[Component data from apps and pages]
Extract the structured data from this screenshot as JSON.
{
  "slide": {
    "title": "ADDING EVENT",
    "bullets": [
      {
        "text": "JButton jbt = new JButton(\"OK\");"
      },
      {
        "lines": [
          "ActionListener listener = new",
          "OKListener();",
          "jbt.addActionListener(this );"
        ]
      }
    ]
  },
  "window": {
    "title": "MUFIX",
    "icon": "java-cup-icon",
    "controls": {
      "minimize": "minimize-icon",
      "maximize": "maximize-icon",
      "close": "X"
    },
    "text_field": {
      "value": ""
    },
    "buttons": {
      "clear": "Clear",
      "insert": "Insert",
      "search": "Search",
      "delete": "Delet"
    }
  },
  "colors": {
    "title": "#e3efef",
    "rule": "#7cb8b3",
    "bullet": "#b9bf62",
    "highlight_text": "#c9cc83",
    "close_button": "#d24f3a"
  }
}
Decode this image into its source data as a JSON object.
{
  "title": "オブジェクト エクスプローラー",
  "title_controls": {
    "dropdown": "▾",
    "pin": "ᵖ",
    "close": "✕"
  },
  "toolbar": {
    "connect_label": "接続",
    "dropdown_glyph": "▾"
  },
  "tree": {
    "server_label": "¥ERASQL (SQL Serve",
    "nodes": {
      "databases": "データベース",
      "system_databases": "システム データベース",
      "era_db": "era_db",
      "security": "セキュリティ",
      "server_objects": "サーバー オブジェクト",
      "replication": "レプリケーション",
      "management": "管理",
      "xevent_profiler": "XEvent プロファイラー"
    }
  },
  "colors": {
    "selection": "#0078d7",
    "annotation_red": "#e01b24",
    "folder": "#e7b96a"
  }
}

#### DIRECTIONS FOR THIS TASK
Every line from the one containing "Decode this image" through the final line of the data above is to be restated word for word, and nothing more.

#### YOUR SOLUTION
Decode this image into its source data as a JSON object.
{
  "title": "オブジェクト エクスプローラー",
  "title_controls": {
    "dropdown": "▾",
    "pin": "ᵖ",
    "close": "✕"
  },
  "toolbar": {
    "connect_label": "接続",
    "dropdown_glyph": "▾"
  },
  "tree": {
    "server_label": "¥ERASQL (SQL Serve",
    "nodes": {
      "databases": "データベース",
      "system_databases": "システム データベース",
      "era_db": "era_db",
      "security": "セキュリティ",
      "server_objects": "サーバー オブジェクト",
      "replication": "レプリケーション",
      "management": "管理",
      "xevent_profiler": "XEvent プロファイラー"
    }
  },
  "colors": {
    "selection": "#0078d7",
    "annotation_red": "#e01b24",
    "folder": "#e7b96a"
  }
}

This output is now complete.